WORK TO BE COMPLETED: Search the data for "example". Each line containing it is to be copied.

**** MATERIAL FOR THIS TASK

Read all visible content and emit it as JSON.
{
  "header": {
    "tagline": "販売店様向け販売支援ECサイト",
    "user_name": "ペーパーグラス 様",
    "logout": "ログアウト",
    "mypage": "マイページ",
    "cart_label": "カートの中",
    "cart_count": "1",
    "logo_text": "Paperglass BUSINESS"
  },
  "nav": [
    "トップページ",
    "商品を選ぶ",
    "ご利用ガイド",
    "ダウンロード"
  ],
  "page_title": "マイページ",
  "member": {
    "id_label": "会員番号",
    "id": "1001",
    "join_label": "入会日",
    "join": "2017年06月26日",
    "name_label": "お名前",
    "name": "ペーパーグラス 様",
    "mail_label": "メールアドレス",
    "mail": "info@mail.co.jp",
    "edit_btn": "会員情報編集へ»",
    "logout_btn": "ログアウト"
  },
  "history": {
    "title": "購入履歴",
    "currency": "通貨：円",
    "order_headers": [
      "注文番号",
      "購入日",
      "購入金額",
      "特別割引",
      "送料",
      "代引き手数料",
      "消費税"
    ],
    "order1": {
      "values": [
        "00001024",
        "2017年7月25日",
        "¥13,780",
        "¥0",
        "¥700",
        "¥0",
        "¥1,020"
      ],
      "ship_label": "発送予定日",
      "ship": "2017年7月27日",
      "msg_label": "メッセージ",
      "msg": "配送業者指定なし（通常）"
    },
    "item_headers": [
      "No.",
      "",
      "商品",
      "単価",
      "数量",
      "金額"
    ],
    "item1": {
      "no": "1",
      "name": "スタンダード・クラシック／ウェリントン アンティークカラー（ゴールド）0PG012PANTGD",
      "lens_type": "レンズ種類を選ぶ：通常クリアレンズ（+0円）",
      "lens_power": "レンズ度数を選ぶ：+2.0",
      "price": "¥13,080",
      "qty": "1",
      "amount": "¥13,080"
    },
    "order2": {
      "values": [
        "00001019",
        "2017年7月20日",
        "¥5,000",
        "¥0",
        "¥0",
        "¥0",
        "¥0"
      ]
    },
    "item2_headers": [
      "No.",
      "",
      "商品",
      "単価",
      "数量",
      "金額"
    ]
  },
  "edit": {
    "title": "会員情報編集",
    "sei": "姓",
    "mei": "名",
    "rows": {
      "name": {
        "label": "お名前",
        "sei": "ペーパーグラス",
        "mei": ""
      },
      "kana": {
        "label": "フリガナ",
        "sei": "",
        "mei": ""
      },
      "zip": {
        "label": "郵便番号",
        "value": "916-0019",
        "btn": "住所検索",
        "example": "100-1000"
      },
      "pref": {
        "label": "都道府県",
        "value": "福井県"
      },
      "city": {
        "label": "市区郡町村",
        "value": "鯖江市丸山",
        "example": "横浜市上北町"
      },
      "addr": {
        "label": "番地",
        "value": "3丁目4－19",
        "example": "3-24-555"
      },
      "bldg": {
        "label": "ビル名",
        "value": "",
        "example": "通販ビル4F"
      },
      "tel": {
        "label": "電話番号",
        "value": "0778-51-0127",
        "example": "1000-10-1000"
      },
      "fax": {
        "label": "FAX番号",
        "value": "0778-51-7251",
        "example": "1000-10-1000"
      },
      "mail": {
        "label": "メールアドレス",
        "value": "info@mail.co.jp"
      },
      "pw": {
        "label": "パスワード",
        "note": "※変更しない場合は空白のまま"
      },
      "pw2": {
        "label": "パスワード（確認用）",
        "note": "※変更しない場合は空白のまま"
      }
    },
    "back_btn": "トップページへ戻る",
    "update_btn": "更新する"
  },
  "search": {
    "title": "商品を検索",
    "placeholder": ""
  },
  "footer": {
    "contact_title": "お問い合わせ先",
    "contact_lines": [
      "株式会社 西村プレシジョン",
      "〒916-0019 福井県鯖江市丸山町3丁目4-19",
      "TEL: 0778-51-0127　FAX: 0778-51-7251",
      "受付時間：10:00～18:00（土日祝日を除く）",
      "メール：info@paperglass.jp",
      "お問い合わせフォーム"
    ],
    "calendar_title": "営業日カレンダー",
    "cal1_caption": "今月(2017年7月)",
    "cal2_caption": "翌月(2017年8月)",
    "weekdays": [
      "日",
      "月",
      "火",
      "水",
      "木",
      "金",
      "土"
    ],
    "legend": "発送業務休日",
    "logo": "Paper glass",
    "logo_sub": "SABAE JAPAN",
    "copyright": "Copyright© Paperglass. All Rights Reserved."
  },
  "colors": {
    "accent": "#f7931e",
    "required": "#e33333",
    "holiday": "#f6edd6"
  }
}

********
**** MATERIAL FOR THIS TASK

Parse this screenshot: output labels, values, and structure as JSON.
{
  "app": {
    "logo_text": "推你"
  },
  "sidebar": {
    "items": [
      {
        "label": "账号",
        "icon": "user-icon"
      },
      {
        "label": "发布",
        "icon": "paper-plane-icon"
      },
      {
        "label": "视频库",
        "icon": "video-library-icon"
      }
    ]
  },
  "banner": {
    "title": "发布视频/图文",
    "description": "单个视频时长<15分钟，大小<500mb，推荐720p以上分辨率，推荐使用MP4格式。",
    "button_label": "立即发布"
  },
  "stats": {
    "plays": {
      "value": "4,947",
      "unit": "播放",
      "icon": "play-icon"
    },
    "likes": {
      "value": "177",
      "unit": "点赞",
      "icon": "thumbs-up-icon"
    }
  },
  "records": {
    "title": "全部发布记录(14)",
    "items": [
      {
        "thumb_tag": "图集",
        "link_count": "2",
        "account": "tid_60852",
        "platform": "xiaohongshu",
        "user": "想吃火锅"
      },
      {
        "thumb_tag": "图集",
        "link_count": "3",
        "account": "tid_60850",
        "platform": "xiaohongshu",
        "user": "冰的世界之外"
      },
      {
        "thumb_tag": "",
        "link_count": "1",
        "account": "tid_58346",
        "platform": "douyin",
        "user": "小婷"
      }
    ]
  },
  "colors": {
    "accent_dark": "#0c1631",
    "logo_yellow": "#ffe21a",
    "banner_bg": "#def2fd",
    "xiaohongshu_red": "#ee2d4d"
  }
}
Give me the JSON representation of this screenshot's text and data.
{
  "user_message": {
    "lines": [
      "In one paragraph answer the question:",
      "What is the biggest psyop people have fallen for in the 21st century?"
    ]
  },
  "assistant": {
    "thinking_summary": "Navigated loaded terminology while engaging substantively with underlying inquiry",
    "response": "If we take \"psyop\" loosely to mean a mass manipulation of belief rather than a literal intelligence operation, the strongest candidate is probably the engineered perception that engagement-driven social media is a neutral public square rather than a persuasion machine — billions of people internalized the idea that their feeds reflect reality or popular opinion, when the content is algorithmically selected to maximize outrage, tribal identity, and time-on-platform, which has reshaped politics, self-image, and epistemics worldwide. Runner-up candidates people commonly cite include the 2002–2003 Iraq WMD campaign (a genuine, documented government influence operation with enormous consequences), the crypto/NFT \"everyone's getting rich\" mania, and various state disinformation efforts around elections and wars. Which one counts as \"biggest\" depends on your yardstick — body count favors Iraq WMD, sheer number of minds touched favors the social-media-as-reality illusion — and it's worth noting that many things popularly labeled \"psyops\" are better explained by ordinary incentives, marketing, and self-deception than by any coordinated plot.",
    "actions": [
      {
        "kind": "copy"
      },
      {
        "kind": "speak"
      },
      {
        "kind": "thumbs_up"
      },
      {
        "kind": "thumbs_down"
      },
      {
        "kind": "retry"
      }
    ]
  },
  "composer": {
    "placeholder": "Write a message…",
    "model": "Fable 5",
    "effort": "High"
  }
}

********
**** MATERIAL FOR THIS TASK

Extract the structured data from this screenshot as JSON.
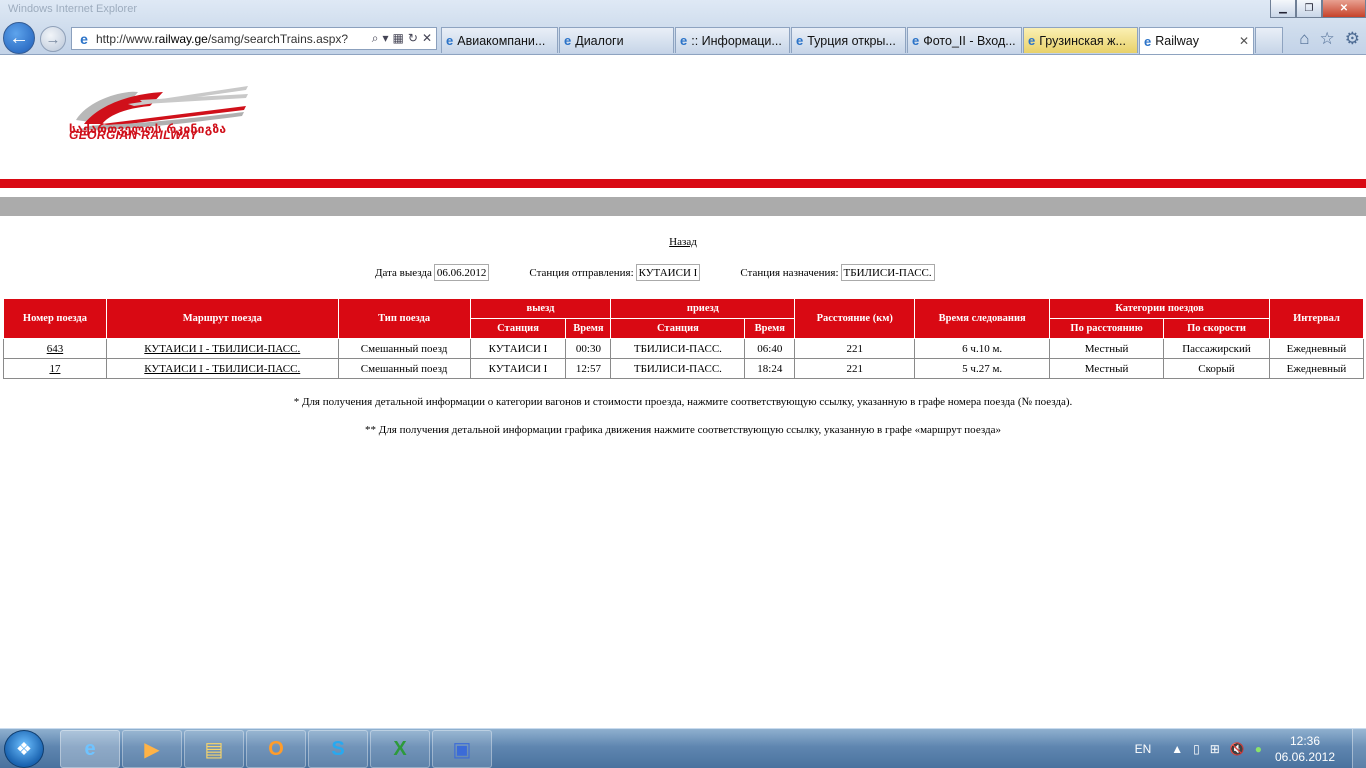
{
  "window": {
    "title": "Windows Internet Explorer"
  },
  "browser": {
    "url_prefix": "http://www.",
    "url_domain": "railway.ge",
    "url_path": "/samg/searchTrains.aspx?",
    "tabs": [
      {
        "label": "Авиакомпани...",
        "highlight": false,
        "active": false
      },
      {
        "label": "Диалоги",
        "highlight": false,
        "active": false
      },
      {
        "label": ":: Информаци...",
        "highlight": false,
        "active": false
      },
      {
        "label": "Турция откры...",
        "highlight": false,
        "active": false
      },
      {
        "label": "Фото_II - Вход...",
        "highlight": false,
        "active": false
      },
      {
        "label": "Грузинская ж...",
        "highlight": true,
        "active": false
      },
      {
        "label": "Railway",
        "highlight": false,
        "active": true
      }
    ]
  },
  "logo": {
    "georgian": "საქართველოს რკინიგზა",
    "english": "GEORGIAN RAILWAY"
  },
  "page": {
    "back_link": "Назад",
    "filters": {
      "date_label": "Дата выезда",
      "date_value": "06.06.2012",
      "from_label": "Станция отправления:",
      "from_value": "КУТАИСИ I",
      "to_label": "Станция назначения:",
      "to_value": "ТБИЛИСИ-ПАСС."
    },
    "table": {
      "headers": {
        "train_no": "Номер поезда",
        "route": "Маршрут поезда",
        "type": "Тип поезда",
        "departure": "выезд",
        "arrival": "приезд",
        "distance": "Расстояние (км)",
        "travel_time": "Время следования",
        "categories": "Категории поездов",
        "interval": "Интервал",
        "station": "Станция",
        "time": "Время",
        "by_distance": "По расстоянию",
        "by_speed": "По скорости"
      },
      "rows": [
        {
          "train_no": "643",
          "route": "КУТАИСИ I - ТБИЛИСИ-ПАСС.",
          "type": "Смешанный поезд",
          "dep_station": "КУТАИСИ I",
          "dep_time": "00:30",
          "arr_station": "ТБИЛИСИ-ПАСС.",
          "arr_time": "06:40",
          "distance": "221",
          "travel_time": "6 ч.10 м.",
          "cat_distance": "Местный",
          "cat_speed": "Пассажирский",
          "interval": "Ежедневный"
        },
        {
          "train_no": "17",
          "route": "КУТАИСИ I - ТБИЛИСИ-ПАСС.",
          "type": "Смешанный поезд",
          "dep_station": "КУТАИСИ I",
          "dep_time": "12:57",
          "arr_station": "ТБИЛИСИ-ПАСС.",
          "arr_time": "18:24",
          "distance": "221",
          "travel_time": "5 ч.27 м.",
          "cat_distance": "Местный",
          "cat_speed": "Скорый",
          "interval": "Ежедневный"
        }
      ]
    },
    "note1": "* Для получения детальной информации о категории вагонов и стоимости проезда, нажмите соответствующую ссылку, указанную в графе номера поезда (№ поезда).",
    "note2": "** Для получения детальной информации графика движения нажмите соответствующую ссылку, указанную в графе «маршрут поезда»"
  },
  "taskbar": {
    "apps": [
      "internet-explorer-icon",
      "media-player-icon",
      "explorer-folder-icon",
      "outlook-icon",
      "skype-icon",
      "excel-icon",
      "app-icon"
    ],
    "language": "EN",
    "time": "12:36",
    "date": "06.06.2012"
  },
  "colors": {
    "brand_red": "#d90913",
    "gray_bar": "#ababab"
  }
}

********

FINISHED TASK:
        "example": "100-1000"
        "example": "横浜市上北町"
        "example": "3-24-555"
        "example": "通販ビル4F"
        "example": "1000-10-1000"
        "example": "1000-10-1000"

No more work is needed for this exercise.